Write out all of the entries that follow, word for word, but skip the pictures.
[[ Material for this task, beginning ]]
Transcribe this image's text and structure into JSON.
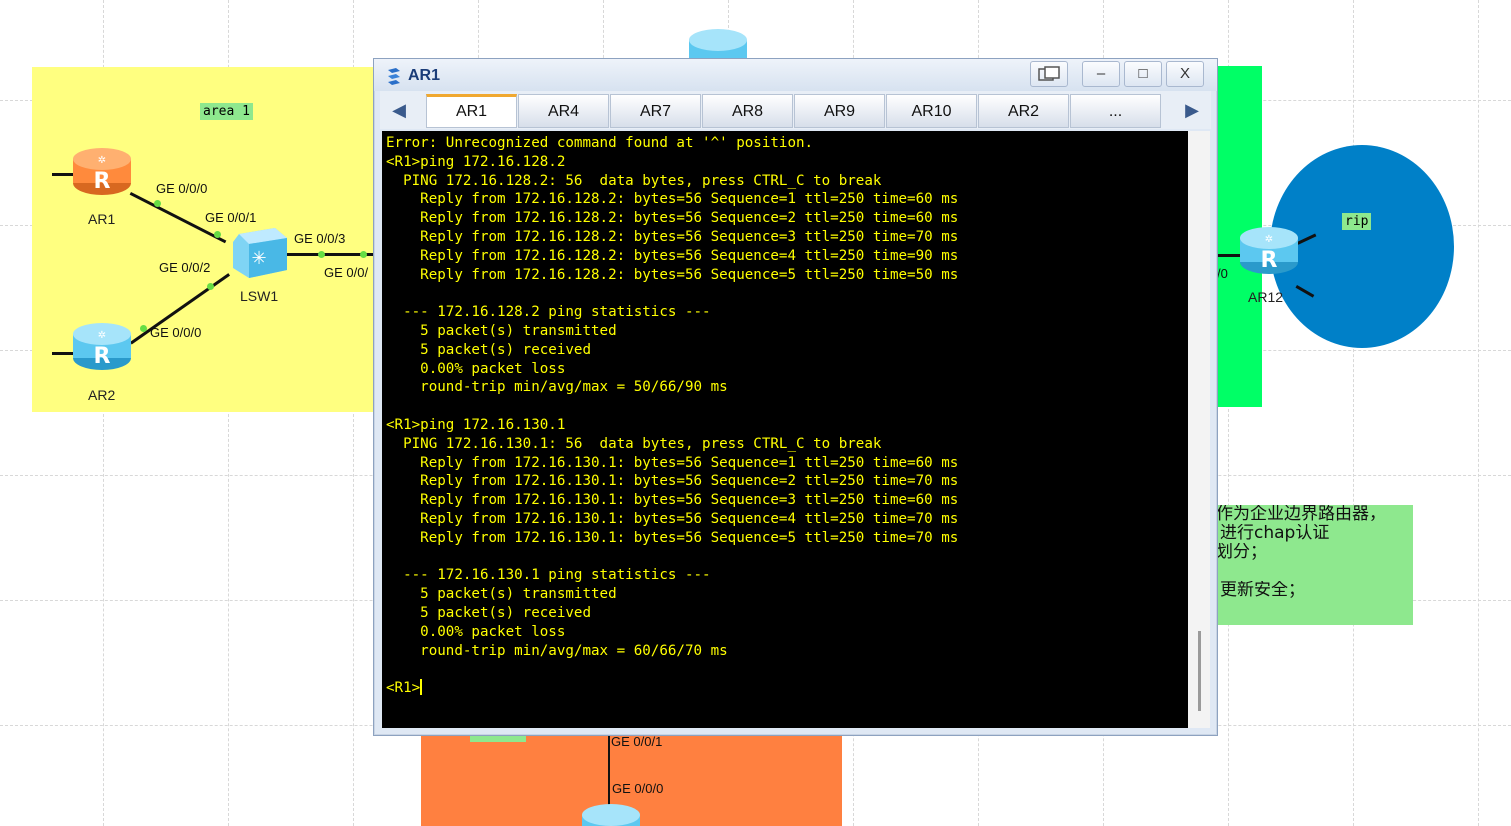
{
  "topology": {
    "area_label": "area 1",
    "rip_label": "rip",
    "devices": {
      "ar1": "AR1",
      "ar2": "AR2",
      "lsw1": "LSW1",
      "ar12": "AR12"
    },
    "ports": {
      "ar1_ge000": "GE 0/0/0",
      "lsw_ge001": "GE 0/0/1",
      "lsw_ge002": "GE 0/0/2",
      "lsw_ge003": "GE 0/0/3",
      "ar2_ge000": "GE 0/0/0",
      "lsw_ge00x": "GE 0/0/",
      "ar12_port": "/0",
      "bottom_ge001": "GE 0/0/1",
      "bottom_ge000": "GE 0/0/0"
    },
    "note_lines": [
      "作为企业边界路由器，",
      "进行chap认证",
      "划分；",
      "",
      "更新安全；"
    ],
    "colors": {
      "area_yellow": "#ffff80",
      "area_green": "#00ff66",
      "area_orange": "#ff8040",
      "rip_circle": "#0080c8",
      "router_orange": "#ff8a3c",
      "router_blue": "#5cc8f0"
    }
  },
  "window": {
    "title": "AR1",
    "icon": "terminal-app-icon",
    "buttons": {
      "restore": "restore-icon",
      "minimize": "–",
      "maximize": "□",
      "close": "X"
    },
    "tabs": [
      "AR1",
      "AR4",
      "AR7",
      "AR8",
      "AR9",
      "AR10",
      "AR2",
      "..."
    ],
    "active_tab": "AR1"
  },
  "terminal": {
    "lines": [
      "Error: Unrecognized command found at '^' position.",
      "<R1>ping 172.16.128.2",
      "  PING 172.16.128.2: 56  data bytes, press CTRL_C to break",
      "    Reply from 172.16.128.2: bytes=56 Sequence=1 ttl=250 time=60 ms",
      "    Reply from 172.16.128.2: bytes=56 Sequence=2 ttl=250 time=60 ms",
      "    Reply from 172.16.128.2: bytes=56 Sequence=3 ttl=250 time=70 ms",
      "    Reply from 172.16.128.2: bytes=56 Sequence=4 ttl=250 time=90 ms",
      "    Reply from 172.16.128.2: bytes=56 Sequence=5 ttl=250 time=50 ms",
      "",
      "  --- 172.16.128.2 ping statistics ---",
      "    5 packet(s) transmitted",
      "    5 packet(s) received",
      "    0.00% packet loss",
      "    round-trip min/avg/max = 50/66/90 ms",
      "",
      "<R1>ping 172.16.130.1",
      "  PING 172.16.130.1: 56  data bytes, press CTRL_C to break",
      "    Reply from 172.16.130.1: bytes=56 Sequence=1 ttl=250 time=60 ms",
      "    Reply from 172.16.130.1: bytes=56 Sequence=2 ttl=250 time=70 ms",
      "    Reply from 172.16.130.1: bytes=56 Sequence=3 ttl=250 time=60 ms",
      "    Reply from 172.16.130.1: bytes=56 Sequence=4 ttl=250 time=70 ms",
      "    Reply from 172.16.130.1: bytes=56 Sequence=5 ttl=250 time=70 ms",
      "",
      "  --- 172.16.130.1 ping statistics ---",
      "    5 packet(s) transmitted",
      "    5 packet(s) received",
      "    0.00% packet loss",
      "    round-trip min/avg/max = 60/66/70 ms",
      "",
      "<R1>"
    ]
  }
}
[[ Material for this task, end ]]
▸ **Solution below**:
Transcribe this image's text and structure into JSON.
{
  "topology": {
    "area_label": "area 1",
    "rip_label": "rip",
    "devices": {
      "ar1": "AR1",
      "ar2": "AR2",
      "lsw1": "LSW1",
      "ar12": "AR12"
    },
    "ports": {
      "ar1_ge000": "GE 0/0/0",
      "lsw_ge001": "GE 0/0/1",
      "lsw_ge002": "GE 0/0/2",
      "lsw_ge003": "GE 0/0/3",
      "ar2_ge000": "GE 0/0/0",
      "lsw_ge00x": "GE 0/0/",
      "ar12_port": "/0",
      "bottom_ge001": "GE 0/0/1",
      "bottom_ge000": "GE 0/0/0"
    },
    "note_lines": [
      "作为企业边界路由器，",
      "进行chap认证",
      "划分；",
      "",
      "更新安全；"
    ],
    "colors": {
      "area_yellow": "#ffff80",
      "area_green": "#00ff66",
      "area_orange": "#ff8040",
      "rip_circle": "#0080c8",
      "router_orange": "#ff8a3c",
      "router_blue": "#5cc8f0"
    }
  },
  "window": {
    "title": "AR1",
    "icon": "terminal-app-icon",
    "buttons": {
      "restore": "restore-icon",
      "minimize": "–",
      "maximize": "□",
      "close": "X"
    },
    "tabs": [
      "AR1",
      "AR4",
      "AR7",
      "AR8",
      "AR9",
      "AR10",
      "AR2",
      "..."
    ],
    "active_tab": "AR1"
  },
  "terminal": {
    "lines": [
      "Error: Unrecognized command found at '^' position.",
      "<R1>ping 172.16.128.2",
      "  PING 172.16.128.2: 56  data bytes, press CTRL_C to break",
      "    Reply from 172.16.128.2: bytes=56 Sequence=1 ttl=250 time=60 ms",
      "    Reply from 172.16.128.2: bytes=56 Sequence=2 ttl=250 time=60 ms",
      "    Reply from 172.16.128.2: bytes=56 Sequence=3 ttl=250 time=70 ms",
      "    Reply from 172.16.128.2: bytes=56 Sequence=4 ttl=250 time=90 ms",
      "    Reply from 172.16.128.2: bytes=56 Sequence=5 ttl=250 time=50 ms",
      "",
      "  --- 172.16.128.2 ping statistics ---",
      "    5 packet(s) transmitted",
      "    5 packet(s) received",
      "    0.00% packet loss",
      "    round-trip min/avg/max = 50/66/90 ms",
      "",
      "<R1>ping 172.16.130.1",
      "  PING 172.16.130.1: 56  data bytes, press CTRL_C to break",
      "    Reply from 172.16.130.1: bytes=56 Sequence=1 ttl=250 time=60 ms",
      "    Reply from 172.16.130.1: bytes=56 Sequence=2 ttl=250 time=70 ms",
      "    Reply from 172.16.130.1: bytes=56 Sequence=3 ttl=250 time=60 ms",
      "    Reply from 172.16.130.1: bytes=56 Sequence=4 ttl=250 time=70 ms",
      "    Reply from 172.16.130.1: bytes=56 Sequence=5 ttl=250 time=70 ms",
      "",
      "  --- 172.16.130.1 ping statistics ---",
      "    5 packet(s) transmitted",
      "    5 packet(s) received",
      "    0.00% packet loss",
      "    round-trip min/avg/max = 60/66/70 ms",
      "",
      "<R1>"
    ]
  }
}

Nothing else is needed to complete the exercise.